      Let us prove to you that Tracs is the single best shop management system in the business.  Find NAPA TRACS on the Web at NAPATRACS.com
      Paar Melis and Associates – Accountants Specializing in Automotive Repair
      Visit us Online: www.paarmelis.com
      Email Hunt: [email protected]
      Get a copy of my Book: Download Here
      Aftermarket Radio Network
      Click to go to the Podcast on Remarkable Results Radio
    • By carmcapriotto
      Thanks to our partners, NAPA TRACS and Promotive
      In this episode, Hunt explores the crucial difference between profit and cash flow. Learn why your high profits don't always translate into more cash in the bank and how to better manage your shop's finances.
      Difference Between Profit and Cash Flow: Understanding why profit and cash flow are not the same and how this affects your financial planning. Accounts Receivable Impact: How the timing of your transactions can create a lag between recording a profit and actually seeing the cash. Managing Inventory: The effects of inventory purchases on your cash flow and strategies to manage it effectively. Fixed Assets and Liabilities: The impact of major purchases and financing options on your cash reserves. https://www.tn.gov/revenue/2024franchisetax.html  

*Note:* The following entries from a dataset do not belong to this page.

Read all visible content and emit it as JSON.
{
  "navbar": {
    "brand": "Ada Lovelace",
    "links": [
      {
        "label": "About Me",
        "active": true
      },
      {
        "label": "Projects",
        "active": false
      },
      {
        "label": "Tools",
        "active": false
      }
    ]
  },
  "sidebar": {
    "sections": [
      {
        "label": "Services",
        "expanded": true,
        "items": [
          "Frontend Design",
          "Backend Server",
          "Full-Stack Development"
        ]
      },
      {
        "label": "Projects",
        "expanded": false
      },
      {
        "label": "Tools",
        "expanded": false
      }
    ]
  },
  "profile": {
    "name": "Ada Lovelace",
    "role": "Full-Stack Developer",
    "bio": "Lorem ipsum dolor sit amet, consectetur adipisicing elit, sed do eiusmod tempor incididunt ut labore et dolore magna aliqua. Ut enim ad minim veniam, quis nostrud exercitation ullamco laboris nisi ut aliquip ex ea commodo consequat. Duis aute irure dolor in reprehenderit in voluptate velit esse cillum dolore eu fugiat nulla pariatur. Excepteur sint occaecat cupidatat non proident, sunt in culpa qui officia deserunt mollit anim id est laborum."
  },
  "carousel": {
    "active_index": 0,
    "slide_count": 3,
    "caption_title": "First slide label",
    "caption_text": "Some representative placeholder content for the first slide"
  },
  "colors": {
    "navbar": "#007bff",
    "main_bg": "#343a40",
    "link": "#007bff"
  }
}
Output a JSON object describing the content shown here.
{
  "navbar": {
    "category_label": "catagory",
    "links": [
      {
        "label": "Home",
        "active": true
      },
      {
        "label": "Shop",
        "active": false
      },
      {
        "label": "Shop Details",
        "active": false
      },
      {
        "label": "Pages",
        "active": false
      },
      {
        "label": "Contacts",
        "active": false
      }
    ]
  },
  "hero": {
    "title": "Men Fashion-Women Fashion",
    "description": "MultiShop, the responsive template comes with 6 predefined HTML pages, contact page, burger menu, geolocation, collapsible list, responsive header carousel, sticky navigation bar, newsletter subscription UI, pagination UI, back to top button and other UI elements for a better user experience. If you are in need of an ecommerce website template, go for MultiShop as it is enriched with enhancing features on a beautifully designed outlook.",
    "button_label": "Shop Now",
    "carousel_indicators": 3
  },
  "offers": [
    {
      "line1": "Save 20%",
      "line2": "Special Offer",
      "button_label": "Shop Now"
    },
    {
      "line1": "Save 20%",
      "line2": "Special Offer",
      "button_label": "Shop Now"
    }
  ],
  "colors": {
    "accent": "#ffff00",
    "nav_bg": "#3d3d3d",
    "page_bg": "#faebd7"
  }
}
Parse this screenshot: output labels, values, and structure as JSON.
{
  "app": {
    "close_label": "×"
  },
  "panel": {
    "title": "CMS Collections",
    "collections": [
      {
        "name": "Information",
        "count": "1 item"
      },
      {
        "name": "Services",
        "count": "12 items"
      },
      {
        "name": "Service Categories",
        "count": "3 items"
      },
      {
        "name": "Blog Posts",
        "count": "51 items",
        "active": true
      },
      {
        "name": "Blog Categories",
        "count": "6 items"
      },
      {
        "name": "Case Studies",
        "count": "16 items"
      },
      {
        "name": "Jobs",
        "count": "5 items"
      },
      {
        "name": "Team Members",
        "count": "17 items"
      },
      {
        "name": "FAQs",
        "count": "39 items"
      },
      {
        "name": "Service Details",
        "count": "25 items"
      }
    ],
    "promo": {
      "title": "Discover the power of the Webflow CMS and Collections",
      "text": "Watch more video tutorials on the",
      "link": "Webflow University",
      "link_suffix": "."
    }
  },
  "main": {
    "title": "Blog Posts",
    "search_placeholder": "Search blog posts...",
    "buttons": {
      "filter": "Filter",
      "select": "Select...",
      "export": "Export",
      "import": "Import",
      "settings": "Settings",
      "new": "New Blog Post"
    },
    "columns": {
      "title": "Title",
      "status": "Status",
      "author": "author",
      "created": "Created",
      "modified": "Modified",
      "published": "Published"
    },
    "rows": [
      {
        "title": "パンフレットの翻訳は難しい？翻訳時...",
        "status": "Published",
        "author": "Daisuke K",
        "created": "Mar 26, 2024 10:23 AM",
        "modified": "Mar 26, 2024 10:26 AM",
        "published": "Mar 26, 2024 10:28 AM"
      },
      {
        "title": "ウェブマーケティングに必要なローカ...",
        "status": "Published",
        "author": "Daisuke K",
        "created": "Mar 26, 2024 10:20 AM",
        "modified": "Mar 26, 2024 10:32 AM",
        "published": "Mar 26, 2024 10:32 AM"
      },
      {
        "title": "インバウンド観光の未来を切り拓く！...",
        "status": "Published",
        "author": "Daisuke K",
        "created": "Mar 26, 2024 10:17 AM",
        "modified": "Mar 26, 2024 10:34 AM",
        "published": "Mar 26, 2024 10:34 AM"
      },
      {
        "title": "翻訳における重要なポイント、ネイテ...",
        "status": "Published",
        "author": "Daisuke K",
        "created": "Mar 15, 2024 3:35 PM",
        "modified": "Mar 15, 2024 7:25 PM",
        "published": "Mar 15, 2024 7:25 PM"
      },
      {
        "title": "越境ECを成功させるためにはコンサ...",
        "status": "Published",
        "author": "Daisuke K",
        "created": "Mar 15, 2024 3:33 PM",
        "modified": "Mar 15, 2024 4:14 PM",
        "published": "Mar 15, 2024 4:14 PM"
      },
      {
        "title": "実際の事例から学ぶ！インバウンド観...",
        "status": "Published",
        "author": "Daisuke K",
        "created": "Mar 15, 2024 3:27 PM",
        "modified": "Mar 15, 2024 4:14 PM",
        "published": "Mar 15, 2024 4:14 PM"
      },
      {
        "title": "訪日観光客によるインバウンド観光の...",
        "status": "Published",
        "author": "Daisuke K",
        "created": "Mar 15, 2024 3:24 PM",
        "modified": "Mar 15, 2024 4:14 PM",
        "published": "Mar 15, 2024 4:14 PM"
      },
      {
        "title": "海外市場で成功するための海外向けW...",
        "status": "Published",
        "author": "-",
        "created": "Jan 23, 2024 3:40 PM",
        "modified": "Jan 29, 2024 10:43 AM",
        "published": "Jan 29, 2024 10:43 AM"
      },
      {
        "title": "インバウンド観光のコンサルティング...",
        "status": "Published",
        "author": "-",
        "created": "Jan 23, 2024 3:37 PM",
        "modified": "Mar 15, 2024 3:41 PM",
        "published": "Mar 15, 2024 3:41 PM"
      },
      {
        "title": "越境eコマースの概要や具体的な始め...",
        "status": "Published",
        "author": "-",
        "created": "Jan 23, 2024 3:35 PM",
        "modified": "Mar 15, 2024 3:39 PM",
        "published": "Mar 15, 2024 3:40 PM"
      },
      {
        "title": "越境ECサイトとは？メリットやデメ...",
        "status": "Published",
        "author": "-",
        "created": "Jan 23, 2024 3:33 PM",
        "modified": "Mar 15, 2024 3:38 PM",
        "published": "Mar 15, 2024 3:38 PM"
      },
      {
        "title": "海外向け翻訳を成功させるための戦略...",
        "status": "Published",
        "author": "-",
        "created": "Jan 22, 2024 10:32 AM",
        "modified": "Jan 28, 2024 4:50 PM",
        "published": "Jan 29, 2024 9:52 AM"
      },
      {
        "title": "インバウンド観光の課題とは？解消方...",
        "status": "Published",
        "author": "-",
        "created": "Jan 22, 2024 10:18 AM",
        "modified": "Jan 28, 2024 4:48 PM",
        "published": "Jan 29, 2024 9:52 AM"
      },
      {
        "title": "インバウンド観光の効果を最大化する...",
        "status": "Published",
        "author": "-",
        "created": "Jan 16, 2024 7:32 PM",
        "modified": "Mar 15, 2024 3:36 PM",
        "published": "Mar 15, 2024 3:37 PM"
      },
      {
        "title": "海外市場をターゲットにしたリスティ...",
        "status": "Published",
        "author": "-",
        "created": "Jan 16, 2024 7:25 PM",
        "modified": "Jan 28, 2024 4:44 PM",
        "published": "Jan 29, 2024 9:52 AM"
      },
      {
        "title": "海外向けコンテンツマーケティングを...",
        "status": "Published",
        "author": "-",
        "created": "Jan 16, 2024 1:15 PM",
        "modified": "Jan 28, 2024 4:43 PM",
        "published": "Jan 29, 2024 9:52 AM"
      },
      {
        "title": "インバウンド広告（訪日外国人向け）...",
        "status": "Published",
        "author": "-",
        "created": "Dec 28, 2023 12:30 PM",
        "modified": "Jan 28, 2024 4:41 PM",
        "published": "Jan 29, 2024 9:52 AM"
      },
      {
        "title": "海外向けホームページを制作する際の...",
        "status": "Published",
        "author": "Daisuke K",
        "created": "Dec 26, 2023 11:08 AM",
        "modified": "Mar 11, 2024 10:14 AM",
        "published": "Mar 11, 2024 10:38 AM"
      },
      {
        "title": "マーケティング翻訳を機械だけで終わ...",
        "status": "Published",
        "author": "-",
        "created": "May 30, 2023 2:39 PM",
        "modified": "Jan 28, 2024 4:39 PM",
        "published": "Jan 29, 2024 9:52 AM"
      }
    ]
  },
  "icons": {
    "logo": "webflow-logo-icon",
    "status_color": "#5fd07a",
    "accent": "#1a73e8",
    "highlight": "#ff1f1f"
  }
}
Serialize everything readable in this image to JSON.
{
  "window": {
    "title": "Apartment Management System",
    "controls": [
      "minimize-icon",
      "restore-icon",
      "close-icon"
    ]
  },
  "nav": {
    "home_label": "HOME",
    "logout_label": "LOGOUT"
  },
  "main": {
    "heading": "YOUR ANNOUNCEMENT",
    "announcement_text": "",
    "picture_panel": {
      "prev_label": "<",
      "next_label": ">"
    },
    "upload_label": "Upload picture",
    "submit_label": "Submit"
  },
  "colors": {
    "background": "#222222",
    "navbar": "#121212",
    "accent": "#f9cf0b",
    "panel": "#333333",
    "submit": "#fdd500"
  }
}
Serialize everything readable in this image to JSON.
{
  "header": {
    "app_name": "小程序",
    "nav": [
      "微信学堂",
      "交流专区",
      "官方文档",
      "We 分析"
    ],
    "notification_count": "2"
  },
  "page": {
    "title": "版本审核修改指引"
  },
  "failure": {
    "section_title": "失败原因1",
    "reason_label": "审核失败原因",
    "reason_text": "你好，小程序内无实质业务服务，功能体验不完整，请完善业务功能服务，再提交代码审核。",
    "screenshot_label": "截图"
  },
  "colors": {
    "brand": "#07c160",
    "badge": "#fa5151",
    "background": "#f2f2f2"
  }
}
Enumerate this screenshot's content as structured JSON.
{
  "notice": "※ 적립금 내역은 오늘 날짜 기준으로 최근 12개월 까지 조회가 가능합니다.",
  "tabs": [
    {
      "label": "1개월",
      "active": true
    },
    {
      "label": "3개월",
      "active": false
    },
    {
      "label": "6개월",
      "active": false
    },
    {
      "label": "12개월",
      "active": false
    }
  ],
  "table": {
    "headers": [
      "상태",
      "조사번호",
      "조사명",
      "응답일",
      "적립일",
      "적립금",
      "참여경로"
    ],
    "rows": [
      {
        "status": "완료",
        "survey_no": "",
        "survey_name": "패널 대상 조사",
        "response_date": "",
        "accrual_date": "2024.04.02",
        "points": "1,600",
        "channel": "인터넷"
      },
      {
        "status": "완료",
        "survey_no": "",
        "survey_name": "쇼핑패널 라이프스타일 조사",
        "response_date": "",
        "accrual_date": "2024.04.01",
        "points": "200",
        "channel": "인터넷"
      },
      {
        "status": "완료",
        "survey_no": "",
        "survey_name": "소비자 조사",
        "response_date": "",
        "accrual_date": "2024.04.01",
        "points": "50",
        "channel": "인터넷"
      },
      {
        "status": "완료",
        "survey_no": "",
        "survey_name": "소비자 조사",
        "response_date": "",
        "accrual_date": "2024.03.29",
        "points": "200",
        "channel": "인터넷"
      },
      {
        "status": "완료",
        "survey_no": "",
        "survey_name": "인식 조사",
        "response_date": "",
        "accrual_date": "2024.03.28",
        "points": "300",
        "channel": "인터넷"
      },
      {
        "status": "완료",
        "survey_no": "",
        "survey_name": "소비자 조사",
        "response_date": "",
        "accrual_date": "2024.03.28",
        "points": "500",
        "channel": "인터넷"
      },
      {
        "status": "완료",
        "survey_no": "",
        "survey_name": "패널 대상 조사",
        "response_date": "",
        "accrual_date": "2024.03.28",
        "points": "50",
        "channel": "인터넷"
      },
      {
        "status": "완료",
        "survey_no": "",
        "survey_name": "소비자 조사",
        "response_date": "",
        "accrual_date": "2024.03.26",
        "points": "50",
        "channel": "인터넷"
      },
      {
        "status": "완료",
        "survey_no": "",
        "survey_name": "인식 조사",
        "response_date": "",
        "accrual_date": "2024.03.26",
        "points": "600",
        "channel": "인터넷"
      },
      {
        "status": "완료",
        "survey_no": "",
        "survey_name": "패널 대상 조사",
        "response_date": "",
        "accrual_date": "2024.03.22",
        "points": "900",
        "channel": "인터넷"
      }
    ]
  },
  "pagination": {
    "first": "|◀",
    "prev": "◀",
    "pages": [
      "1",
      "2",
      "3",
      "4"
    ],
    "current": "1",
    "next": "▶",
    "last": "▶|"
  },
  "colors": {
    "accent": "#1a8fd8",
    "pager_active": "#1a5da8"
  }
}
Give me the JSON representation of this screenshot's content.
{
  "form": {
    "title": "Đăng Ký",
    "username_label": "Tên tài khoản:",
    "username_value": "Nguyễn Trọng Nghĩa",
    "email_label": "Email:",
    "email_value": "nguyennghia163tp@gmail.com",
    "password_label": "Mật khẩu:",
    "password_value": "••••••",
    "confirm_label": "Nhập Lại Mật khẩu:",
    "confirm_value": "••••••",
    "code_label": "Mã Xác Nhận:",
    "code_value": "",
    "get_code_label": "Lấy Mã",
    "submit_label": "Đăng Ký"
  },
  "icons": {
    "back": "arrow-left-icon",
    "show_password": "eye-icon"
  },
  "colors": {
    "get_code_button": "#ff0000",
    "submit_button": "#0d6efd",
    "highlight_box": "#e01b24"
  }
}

      Thanks to our partners, NAPA TRACS and Promotive
       
      Did you know that NAPA TRACS has onsite training plus six days a week support?
      It all starts when a local representative meets with you to learn about your business and how you run it.  After all, it's your shop, so it's your choice.
      Let us prove to you that Tracs is the single best shop management system in the business.  Find NAPA TRACS on the Web at NAPATRACS.com
      Paar Melis and Associates – Accountants Specializing in Automotive Repair
      Visit us Online: www.paarmelis.com
      Email Hunt: [email protected]
      Get a copy of my Book: Download Here
      Aftermarket Radio Network
      Click to go to the Podcast on Remarkable Results Radio


  • Our Sponsors



×
×
  • Create New...